I have been doing a great deal of speaking around the country, and that means I have been doing a lot of flying. Three times recently I have been unable to check in electronically, and have waited an inordinately long time at the check-in counter while the airline employee checking me in talked in low tones on the phone. Why? The first time this happened, the airline official, staring intently at her computer screen, blurted out, “Oh! You’re on the No-Fly List!” Then, after a great deal of typing, phone talk and staring at the screen, without further explanation or any answer to my incredulous inquiries, I was cleared to fly. Another time the airline employee got on the phone and talked in a very soft voice for a very long time. Straining forward, I made out “No Fly List” mentioned at least twice among the mumbling.
I don’t know anything more about this, but I suspect there is someone named Robert Spencer on the No-Fly List. And this fact seems to have caused me minor delay and inconvenience on several occasions. However, even if it caused me major delay and inconvenience, I would never dream of suing Homeland Security or anyone else.

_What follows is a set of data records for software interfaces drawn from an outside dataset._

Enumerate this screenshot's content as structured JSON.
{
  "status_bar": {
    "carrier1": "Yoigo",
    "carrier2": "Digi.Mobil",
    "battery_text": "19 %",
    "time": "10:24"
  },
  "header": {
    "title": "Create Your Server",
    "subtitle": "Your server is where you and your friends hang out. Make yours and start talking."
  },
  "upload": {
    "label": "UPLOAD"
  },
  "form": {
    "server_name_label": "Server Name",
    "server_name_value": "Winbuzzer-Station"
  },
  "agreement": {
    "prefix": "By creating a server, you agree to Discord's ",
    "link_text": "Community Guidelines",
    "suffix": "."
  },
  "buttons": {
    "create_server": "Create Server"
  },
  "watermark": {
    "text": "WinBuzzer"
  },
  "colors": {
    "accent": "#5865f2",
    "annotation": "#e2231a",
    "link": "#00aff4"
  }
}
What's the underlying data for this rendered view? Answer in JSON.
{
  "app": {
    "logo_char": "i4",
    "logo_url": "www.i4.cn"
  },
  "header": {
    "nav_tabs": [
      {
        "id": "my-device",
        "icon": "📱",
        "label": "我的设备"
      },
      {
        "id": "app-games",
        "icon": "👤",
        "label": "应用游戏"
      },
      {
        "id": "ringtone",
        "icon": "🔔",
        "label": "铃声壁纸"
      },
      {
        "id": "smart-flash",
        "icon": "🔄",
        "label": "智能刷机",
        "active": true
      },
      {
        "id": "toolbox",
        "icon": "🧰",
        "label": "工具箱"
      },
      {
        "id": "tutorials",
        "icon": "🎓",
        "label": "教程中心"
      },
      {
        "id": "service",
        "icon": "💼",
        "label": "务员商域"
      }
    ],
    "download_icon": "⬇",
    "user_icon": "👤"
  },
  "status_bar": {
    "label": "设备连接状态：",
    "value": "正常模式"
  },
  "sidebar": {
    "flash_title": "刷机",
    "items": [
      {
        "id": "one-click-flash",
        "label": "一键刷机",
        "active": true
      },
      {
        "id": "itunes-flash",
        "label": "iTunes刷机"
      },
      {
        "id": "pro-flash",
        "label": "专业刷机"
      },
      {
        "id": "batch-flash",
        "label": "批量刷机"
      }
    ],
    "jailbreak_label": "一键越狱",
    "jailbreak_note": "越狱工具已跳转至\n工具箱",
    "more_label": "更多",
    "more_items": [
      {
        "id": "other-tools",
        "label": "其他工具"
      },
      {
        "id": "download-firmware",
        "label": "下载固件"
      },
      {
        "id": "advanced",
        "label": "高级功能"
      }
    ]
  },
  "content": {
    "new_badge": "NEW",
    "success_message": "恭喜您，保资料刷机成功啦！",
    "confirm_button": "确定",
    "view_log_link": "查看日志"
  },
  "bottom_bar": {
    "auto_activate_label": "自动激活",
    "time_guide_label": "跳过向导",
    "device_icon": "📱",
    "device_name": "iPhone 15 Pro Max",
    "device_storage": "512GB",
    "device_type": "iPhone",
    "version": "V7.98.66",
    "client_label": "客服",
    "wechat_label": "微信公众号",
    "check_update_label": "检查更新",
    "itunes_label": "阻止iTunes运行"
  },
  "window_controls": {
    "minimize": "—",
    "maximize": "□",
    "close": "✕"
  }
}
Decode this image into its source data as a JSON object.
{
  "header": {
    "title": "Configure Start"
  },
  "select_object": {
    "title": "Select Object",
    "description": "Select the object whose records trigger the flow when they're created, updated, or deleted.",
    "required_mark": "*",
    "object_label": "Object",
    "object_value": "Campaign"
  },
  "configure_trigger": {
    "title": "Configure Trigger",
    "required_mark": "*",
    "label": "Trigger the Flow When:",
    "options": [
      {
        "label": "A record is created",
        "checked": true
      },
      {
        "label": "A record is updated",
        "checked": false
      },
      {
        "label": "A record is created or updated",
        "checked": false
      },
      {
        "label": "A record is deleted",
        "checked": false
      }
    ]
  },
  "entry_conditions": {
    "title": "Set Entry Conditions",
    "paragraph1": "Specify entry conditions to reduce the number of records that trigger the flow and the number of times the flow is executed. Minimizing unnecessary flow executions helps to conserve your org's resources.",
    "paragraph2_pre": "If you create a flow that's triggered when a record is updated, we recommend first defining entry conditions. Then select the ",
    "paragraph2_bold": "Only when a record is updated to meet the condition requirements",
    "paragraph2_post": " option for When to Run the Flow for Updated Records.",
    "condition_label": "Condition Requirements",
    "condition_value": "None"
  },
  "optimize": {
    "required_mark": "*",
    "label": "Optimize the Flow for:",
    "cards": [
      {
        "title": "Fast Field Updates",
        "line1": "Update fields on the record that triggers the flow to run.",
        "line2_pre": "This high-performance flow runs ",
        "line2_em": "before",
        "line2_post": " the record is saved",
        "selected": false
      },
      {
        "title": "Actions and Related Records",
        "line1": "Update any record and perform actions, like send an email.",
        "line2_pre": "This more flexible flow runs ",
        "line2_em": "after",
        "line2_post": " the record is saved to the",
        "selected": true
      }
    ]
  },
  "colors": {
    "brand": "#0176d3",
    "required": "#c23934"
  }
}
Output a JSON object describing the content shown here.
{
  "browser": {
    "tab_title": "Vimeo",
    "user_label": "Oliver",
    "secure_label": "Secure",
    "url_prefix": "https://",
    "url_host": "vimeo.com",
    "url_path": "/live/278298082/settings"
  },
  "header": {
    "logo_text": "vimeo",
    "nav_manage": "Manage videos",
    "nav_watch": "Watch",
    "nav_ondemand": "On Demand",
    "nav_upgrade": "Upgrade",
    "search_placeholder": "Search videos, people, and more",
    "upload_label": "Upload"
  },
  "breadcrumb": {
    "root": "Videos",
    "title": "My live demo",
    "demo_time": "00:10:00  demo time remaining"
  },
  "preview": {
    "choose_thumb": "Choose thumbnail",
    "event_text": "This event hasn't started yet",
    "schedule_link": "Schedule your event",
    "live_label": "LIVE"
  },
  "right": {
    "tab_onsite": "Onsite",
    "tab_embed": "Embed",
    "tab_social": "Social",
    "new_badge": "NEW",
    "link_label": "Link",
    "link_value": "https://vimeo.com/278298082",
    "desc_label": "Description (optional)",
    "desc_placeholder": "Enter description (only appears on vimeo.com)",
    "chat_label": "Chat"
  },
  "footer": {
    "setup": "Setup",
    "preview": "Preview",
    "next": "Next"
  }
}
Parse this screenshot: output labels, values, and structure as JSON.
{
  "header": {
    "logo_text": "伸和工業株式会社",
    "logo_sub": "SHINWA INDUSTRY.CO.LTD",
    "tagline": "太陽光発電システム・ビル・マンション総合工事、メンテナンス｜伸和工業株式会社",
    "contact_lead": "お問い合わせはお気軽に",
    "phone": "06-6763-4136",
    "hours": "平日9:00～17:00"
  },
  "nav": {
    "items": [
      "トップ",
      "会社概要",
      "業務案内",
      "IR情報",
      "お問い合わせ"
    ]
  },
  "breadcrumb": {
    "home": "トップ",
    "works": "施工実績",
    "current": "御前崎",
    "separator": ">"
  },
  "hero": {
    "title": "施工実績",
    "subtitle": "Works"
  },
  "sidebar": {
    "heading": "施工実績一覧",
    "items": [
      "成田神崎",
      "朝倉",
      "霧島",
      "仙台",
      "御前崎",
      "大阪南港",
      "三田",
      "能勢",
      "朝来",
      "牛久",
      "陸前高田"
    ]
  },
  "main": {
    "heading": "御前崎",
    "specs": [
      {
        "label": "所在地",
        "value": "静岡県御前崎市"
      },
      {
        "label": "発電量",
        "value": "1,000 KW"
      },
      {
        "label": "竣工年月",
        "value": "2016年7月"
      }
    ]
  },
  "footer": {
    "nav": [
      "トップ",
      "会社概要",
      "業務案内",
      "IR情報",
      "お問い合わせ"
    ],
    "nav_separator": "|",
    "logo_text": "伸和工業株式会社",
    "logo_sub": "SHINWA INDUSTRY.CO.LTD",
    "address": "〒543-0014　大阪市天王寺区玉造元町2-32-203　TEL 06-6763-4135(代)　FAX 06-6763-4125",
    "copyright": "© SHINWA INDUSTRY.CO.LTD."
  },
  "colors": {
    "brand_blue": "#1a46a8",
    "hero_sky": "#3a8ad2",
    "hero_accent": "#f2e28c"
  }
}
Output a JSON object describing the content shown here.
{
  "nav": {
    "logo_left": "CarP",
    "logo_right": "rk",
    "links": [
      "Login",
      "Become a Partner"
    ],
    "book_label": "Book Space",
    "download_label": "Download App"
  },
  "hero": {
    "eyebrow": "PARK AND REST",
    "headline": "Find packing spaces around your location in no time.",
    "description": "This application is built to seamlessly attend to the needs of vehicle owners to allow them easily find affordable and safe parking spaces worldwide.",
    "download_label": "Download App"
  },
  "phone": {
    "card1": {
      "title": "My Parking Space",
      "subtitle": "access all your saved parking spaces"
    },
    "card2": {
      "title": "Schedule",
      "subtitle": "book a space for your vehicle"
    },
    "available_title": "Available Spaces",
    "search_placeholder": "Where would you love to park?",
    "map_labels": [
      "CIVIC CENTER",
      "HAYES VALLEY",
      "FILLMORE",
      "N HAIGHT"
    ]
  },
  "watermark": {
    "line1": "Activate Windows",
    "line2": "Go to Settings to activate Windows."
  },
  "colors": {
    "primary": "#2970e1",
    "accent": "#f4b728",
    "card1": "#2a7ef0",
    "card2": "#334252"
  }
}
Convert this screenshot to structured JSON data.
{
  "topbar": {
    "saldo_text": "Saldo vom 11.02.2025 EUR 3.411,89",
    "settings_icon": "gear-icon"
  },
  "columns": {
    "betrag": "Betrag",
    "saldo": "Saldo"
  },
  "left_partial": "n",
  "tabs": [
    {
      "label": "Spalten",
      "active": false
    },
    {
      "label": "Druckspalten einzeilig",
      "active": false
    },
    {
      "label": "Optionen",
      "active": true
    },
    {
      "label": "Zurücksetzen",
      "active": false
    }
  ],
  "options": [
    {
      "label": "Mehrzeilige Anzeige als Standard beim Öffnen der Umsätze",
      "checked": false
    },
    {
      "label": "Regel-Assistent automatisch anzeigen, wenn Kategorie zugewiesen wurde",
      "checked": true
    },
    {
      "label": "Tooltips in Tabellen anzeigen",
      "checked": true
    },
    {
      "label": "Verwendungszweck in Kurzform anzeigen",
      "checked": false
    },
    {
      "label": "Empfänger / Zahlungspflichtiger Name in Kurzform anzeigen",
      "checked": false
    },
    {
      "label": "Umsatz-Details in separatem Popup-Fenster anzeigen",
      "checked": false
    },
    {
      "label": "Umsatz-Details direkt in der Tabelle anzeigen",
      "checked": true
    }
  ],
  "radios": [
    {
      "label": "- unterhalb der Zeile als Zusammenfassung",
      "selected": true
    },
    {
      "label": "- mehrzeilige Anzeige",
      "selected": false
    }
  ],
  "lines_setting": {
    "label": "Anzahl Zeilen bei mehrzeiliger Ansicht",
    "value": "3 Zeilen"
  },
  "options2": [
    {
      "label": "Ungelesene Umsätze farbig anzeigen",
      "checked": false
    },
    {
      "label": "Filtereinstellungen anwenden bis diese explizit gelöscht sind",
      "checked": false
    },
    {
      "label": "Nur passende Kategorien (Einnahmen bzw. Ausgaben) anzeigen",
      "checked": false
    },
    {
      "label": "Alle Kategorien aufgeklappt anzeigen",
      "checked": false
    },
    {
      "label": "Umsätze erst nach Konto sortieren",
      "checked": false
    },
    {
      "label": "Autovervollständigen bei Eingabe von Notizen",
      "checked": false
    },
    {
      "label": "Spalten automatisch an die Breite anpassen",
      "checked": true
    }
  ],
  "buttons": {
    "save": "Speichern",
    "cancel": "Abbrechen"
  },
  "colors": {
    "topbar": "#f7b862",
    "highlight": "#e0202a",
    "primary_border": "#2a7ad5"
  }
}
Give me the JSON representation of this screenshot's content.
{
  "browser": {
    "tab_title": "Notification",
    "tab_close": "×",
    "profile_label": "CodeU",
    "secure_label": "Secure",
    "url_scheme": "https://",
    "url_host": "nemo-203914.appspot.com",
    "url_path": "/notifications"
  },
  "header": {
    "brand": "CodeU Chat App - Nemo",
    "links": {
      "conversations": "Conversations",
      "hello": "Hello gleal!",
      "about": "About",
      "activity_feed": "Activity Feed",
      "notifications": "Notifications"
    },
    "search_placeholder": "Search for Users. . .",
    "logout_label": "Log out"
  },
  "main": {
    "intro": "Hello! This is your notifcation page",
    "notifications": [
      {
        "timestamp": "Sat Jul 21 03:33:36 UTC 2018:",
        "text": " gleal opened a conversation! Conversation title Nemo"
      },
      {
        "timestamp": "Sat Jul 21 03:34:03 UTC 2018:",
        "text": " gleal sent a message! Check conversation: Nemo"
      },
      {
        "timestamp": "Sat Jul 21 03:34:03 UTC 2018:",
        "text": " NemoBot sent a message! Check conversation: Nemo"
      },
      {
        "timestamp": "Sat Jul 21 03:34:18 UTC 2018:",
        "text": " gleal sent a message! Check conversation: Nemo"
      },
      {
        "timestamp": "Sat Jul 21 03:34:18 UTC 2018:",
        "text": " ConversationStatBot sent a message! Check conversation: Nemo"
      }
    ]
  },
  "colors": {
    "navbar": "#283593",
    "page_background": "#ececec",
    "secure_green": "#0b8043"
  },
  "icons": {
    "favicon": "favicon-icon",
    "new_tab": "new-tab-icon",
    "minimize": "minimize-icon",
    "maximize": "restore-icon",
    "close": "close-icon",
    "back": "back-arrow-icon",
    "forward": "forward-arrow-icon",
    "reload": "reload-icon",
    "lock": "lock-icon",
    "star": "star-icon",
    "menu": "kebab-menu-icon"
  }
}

I would rather they be overcautious than unduly careless. I will put up with the inconvenience rather than compromise the DHS’s constitutional anti-terror activities and thereby increase the risk of more attacks. But here is yet another attempt to shift focus from jihad terrorism to the resistance to it, and to hamstring that resistance. Courtroom jihad update from AP, with thanks to Anthony:
CHICAGO — A U.S.-born Muslim who says he was unjustly detained and questioned at customs checkpoints sued the Department of Homeland Security on Tuesday over the “degrading process.”
In the complaint filed in Chicago federal court, Akifur Rahman said customs agents held him for several hours on four occasions since March 2004 while he was re-entering the country from abroad, even though he had proper identification.
Rahman said he’s “afraid of what may happen every time I return from a trip outside the United States.”
“This lawsuit seems to be the only way to … insure that this degrading process is not repeated,” Rahman read from a statement.
According to his lawsuit, Rahman, of suburban Wheaton, received a letter from the Department of Homeland Security in April saying his problems stemmed from an “unfortunate misidentification” in which his name could be a near match of someone on a government watch list.
The lawsuit seeks unspecified monetary damages and “the adoption of adequate policies to ensure the reasonably expeditious re-entry” of U.S. citizens whose names are similar or identical to those on watch lists….
The damages Rahman is seeking are not the problem. The “‘adoption of adequate policies to ensure the reasonably expeditious re-entry’ of U.S. citizens whose names are similar or identical to those on watch lists” is. This is something that could compromise DHS efforts to track real terrorists.
You’ll never guess who is behind this:
American Civil Liberties Union attorneys representing Rahman are seeking class-action status for the lawsuit.